Eyja Margrét Brynjarsdóttir: Is Philosophy Misogynistic?
Philosophy deviates from other humanistic disciplines by its low proportion of women. Because of this, philosophy has sometimes been claimed to be misogynistic. Such a proposition can mean various things: for example that something about the philosophical community has a deterring effect on women, that philosophers are disproportionately liable to act in misogynistic ways, that the methods of philosophy are less suitable for women than for men, or that philosophy as a discipline is inherently misogynistic. In this paper, I consider in what ways philosophy can be considered misogynistic, mainly with the aim of finding the sources of the low numbers of women in philosophy in hope of finding ways to alleviate the problem. I reject the idea that philosophy is inherently misogynistic but mention several factors that contribute to deterring women from practicing philosophy and make it difficult for them to get their bearings within the field.

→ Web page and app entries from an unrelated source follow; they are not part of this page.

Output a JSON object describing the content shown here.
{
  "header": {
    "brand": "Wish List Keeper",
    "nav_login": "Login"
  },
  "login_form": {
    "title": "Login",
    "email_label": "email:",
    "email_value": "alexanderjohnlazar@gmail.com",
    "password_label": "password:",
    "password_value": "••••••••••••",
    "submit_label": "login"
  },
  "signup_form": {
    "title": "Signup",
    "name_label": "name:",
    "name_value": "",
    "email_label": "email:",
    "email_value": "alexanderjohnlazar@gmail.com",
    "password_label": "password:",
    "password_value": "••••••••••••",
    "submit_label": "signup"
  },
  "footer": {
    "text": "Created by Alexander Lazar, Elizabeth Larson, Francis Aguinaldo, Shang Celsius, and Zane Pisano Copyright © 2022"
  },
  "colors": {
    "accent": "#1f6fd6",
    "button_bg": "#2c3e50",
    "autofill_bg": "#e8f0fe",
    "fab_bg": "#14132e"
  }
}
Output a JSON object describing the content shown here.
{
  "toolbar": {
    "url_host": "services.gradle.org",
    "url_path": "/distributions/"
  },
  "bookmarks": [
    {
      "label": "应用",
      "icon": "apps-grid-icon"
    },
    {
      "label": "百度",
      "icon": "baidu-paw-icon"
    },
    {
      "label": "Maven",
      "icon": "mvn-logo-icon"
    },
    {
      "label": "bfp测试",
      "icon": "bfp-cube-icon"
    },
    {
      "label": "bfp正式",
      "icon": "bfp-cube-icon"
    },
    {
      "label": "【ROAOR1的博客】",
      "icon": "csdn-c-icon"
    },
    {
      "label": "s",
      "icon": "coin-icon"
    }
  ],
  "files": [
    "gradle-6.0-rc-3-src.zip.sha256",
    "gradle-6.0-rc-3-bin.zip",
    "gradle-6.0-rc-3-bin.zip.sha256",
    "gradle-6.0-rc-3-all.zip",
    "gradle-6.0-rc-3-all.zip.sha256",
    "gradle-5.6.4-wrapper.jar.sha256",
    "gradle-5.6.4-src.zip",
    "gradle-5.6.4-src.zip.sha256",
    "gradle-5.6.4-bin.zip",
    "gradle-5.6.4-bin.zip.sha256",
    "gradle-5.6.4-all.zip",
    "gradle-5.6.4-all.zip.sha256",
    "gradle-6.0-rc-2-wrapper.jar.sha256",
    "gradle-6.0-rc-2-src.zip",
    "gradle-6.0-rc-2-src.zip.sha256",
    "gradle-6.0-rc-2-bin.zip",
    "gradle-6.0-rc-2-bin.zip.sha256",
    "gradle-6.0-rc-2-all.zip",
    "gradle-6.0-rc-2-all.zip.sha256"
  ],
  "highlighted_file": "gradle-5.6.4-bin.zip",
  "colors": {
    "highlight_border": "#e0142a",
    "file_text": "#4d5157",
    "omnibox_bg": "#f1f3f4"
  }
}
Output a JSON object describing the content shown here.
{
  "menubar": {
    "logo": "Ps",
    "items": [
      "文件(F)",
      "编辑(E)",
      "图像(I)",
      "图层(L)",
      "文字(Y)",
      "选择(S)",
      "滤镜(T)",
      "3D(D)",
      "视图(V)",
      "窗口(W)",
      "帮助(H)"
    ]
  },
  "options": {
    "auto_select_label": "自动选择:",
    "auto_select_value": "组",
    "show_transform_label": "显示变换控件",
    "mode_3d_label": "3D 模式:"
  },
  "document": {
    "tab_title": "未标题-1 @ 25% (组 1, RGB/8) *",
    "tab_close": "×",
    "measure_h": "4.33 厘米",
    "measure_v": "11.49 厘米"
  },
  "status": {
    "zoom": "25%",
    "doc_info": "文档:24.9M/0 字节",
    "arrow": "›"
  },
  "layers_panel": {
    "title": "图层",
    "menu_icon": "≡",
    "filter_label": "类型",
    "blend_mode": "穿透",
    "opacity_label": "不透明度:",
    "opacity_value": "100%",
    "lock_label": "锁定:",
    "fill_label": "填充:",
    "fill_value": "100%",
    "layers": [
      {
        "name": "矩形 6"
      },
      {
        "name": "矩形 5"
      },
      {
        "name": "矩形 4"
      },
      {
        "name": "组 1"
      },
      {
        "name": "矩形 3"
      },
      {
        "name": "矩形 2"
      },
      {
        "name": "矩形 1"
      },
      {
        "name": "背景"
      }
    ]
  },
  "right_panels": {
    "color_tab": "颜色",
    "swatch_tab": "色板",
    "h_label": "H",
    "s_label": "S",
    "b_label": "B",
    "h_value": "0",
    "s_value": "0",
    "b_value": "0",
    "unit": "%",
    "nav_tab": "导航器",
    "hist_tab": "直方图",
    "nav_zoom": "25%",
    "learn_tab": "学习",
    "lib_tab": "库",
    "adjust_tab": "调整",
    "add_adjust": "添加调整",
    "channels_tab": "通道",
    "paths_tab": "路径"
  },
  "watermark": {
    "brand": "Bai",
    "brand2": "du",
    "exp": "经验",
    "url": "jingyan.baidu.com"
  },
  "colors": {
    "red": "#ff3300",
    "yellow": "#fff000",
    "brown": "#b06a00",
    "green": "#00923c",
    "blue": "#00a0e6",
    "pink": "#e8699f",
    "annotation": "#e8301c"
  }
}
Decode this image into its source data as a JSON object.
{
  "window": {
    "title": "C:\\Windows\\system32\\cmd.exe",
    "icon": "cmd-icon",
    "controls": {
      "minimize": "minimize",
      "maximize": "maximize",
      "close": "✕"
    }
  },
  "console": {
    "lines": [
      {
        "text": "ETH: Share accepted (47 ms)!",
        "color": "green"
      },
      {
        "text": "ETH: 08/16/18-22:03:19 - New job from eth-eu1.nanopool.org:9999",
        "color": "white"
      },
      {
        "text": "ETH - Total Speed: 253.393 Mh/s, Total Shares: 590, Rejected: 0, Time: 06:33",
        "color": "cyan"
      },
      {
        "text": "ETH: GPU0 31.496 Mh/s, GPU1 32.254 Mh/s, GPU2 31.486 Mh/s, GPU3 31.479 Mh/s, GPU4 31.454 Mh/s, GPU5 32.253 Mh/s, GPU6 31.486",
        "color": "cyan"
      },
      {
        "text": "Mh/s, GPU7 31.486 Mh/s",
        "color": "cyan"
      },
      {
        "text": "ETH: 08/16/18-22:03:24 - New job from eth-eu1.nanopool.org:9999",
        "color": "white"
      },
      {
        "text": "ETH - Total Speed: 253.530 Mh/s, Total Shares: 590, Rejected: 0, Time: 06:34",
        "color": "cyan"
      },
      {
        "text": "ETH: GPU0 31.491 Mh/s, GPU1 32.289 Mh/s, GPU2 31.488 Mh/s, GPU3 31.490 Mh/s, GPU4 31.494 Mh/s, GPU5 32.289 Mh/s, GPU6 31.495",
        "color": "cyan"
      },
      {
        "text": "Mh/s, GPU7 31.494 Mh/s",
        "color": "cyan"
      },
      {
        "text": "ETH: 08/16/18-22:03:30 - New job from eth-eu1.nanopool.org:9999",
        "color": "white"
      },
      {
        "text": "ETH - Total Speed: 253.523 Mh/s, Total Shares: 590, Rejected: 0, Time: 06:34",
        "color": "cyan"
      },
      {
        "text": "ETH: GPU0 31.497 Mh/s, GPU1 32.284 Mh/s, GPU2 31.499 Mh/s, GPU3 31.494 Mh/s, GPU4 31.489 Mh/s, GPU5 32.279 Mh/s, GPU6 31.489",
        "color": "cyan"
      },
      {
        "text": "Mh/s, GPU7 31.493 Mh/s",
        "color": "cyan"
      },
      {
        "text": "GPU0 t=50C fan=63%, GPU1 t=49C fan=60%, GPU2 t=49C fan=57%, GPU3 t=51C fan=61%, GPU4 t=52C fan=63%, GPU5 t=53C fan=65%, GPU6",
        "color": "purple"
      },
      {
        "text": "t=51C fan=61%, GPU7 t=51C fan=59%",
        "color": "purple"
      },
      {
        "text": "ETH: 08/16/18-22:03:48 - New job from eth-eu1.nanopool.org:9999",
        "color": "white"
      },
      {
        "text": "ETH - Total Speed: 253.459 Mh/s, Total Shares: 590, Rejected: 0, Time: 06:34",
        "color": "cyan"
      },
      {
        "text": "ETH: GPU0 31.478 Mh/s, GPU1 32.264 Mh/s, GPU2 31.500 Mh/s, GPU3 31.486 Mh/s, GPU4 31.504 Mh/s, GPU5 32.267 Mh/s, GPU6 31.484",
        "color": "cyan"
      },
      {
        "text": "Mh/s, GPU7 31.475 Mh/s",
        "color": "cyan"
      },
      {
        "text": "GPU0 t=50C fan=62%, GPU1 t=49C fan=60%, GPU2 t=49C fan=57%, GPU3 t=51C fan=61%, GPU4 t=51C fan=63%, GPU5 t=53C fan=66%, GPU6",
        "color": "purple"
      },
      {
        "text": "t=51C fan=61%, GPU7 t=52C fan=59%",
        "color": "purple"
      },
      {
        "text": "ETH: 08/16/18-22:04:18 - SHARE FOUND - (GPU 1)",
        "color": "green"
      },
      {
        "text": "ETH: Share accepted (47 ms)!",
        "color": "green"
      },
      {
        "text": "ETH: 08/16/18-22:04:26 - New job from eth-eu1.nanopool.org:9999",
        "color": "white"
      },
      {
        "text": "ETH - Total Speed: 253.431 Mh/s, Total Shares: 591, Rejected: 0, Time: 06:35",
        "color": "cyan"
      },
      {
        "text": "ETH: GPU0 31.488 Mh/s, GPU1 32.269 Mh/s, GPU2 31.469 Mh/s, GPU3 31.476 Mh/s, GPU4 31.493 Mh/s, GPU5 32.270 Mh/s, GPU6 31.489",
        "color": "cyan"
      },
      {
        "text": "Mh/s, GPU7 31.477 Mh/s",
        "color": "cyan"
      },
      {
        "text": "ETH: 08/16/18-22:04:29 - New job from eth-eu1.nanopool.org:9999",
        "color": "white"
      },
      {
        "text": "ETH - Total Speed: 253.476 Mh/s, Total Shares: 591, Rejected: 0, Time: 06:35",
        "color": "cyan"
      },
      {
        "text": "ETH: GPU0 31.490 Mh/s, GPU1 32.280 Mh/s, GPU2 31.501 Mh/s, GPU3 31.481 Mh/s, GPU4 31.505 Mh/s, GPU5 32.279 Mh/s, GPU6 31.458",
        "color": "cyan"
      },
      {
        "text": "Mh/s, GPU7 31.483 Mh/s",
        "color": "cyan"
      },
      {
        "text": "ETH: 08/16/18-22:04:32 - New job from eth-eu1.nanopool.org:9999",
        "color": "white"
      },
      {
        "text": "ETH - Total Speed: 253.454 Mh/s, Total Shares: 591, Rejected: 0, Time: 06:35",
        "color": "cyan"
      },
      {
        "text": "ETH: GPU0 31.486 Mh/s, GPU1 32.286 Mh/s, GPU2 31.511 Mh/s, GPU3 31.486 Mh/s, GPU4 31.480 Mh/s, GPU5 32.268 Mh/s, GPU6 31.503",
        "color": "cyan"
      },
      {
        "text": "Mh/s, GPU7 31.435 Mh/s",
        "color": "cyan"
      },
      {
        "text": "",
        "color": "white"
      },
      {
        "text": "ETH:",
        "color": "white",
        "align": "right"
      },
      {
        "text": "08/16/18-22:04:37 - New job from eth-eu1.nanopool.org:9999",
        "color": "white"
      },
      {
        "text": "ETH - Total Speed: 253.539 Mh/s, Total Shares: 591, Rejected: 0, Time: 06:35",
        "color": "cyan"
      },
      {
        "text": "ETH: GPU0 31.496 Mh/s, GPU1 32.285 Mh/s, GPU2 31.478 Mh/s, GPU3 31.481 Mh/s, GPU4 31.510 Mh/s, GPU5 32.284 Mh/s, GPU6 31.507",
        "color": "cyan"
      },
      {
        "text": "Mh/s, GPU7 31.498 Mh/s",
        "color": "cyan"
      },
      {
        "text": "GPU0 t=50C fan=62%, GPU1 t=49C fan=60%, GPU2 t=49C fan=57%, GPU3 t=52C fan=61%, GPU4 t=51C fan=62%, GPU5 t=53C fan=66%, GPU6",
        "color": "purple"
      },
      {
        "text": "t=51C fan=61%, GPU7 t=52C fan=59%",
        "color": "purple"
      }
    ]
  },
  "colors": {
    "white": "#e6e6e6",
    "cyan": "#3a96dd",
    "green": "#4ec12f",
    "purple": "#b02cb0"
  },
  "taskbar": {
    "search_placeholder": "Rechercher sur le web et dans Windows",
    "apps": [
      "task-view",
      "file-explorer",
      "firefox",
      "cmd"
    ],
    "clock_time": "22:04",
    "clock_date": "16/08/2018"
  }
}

Keywords: philosophy, women, misogyny, methodology, equal rights